Excerpts from an interface dataset =
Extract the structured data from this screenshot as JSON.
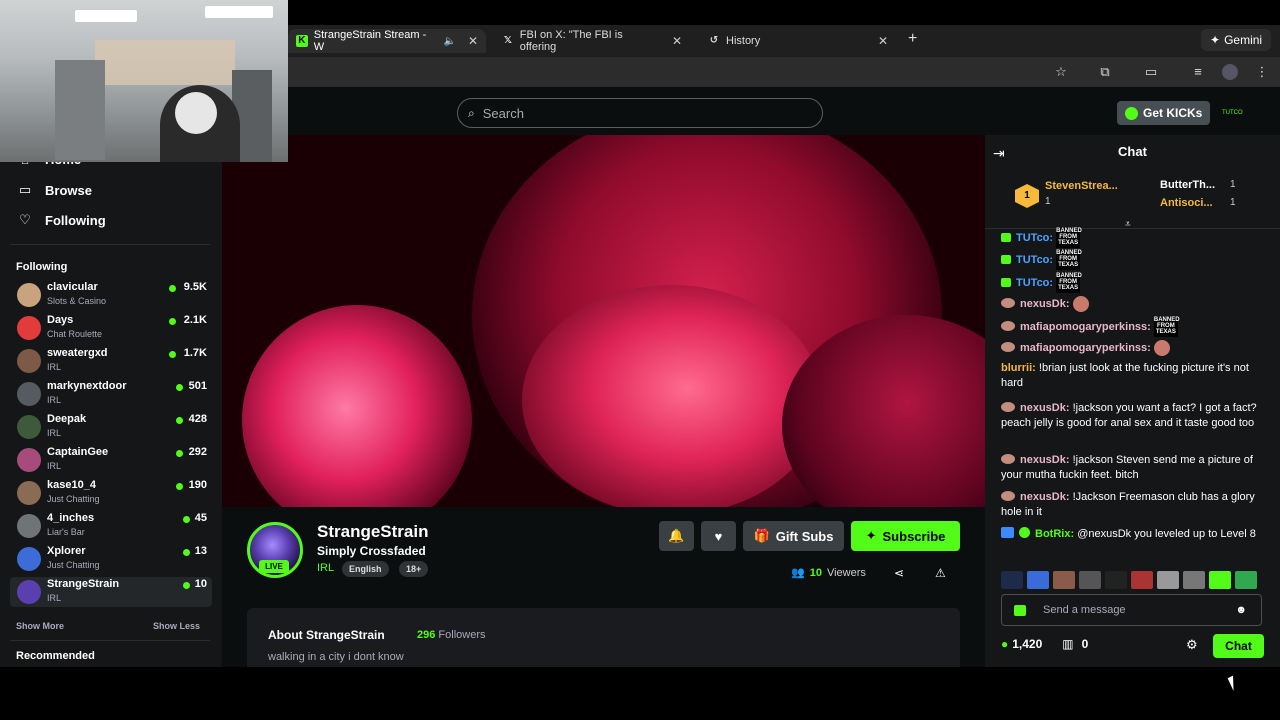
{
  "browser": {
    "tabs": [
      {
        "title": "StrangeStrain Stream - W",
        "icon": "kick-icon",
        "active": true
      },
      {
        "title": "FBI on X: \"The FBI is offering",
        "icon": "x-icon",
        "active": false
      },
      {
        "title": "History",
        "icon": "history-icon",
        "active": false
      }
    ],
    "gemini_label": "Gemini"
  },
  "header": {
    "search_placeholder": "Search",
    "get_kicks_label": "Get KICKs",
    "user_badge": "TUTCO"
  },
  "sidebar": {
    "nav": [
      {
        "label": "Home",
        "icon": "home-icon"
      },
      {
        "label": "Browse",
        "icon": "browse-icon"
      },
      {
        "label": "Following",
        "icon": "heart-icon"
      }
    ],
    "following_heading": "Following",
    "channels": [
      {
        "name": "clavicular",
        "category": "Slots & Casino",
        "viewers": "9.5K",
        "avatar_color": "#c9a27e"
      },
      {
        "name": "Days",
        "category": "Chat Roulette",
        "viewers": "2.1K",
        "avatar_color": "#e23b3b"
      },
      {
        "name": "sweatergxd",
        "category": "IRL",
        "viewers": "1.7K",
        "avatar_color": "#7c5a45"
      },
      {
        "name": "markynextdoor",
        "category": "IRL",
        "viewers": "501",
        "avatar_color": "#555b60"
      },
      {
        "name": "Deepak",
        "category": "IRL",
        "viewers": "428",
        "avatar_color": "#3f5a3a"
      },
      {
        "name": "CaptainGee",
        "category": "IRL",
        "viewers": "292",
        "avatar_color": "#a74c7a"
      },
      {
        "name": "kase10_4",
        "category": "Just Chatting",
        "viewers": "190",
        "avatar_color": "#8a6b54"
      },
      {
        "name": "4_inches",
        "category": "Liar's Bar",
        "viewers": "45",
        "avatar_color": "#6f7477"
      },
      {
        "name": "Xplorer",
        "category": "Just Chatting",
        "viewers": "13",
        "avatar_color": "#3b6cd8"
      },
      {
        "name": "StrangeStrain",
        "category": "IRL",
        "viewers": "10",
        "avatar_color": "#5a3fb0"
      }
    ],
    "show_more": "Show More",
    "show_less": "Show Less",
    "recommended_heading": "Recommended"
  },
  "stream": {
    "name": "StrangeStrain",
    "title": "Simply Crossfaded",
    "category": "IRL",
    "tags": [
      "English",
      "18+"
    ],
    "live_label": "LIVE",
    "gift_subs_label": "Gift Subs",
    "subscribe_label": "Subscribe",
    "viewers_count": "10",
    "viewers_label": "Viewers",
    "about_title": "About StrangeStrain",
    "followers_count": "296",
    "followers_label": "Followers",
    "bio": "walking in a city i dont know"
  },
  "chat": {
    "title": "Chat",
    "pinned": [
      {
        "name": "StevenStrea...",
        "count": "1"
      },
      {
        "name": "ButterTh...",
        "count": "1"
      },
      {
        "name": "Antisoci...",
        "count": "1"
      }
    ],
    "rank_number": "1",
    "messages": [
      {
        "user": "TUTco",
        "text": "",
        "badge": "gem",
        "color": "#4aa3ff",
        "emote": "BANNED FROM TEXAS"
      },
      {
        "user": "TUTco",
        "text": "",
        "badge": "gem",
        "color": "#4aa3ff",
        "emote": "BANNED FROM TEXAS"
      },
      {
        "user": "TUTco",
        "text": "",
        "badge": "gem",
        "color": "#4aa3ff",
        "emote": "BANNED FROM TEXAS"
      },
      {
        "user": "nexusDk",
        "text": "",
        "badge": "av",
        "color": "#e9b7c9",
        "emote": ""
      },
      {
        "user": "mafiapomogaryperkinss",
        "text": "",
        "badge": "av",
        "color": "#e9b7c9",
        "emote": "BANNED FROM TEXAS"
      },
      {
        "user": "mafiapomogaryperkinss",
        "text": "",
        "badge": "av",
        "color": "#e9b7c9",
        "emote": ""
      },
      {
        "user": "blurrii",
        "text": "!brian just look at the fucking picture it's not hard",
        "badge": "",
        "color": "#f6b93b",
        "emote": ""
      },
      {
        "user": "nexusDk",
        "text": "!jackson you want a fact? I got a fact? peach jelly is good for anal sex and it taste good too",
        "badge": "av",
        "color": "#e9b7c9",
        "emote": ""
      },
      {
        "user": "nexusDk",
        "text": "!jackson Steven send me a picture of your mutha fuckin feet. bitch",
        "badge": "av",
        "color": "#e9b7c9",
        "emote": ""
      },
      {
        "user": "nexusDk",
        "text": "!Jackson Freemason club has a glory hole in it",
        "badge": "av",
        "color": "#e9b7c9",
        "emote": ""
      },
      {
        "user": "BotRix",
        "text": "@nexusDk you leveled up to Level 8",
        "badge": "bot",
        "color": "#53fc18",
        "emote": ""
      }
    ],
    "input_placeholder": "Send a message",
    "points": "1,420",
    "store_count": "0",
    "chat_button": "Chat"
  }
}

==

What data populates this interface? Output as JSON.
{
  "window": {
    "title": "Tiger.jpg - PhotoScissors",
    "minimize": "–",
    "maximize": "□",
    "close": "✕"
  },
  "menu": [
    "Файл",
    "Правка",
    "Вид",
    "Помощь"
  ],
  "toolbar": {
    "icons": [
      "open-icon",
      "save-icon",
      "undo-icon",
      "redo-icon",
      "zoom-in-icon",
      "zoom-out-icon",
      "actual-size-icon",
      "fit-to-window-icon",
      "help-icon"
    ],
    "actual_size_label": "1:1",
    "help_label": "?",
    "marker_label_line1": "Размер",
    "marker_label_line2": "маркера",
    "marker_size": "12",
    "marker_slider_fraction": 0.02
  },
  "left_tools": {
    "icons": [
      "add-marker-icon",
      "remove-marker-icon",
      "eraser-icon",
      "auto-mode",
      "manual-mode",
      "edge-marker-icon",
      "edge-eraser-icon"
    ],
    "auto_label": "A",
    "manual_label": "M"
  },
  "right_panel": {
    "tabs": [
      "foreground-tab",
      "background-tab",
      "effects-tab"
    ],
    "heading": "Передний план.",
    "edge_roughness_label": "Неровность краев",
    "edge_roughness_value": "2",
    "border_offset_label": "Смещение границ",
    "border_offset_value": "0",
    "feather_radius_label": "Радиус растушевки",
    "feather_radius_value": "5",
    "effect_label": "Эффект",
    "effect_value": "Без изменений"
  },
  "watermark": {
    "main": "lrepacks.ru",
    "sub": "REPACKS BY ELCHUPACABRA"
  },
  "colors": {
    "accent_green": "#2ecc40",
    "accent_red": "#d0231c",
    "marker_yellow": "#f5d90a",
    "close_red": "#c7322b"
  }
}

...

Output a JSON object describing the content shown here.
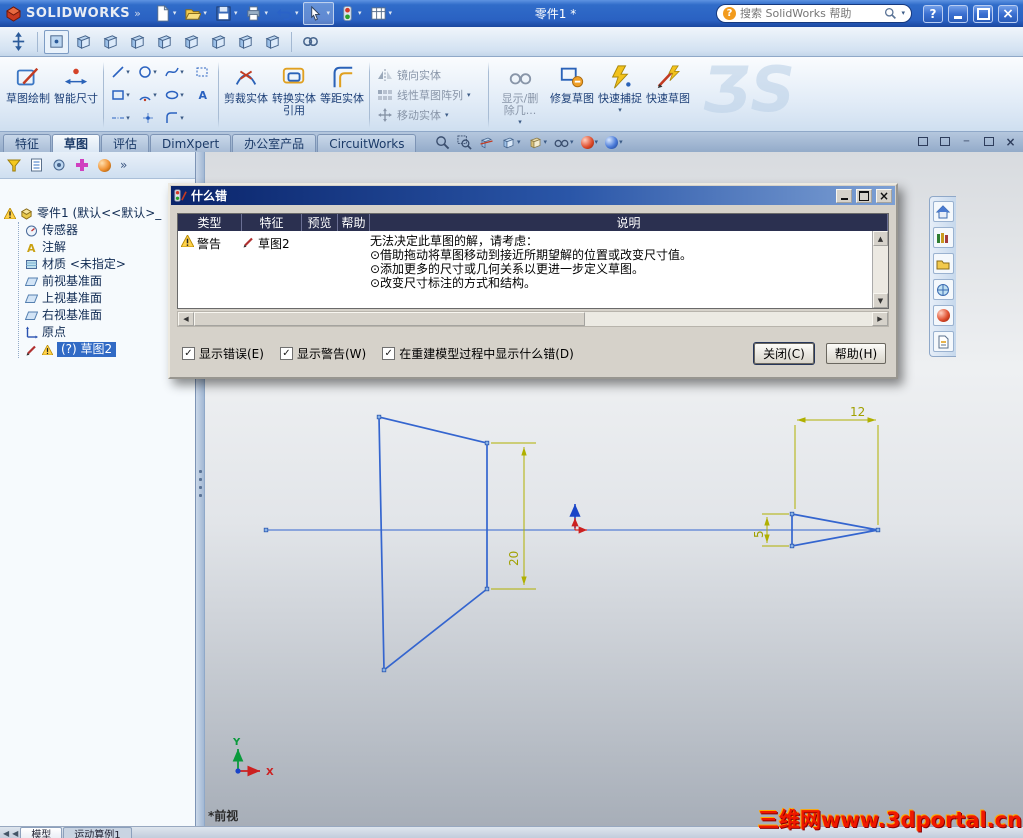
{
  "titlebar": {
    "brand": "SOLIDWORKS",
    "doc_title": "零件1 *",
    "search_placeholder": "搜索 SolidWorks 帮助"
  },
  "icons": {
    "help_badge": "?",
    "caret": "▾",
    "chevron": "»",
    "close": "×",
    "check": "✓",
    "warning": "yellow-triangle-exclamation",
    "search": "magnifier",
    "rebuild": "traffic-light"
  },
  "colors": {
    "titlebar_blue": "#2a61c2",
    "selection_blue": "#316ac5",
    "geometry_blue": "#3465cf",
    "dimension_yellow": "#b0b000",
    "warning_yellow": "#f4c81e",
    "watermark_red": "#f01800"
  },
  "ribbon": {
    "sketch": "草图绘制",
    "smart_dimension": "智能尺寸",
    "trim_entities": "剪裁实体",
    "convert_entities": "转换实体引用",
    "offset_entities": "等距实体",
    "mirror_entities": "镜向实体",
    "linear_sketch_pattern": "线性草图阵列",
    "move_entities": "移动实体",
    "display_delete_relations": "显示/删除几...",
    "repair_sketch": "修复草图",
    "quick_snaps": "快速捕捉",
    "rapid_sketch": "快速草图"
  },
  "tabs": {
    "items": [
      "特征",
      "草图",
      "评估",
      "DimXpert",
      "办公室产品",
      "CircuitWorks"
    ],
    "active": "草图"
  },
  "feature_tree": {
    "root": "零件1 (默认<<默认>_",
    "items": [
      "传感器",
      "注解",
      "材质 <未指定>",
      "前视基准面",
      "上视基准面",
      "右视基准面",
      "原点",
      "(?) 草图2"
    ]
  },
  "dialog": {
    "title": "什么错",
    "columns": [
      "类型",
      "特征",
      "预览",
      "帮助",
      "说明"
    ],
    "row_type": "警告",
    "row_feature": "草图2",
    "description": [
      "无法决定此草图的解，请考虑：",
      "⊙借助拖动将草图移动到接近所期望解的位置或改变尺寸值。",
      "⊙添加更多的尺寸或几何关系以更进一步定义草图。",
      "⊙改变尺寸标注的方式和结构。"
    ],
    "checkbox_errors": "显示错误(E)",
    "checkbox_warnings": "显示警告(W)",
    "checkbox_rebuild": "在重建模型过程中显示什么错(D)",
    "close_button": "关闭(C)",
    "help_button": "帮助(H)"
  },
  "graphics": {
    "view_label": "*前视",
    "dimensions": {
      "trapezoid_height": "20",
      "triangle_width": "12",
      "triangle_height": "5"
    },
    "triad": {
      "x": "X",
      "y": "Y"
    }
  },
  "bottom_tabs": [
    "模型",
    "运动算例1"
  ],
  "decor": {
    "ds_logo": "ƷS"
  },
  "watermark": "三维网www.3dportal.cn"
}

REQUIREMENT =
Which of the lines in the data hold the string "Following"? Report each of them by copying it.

COMPLETED TASK =
        "label": "Following",
    "following_heading": "Following",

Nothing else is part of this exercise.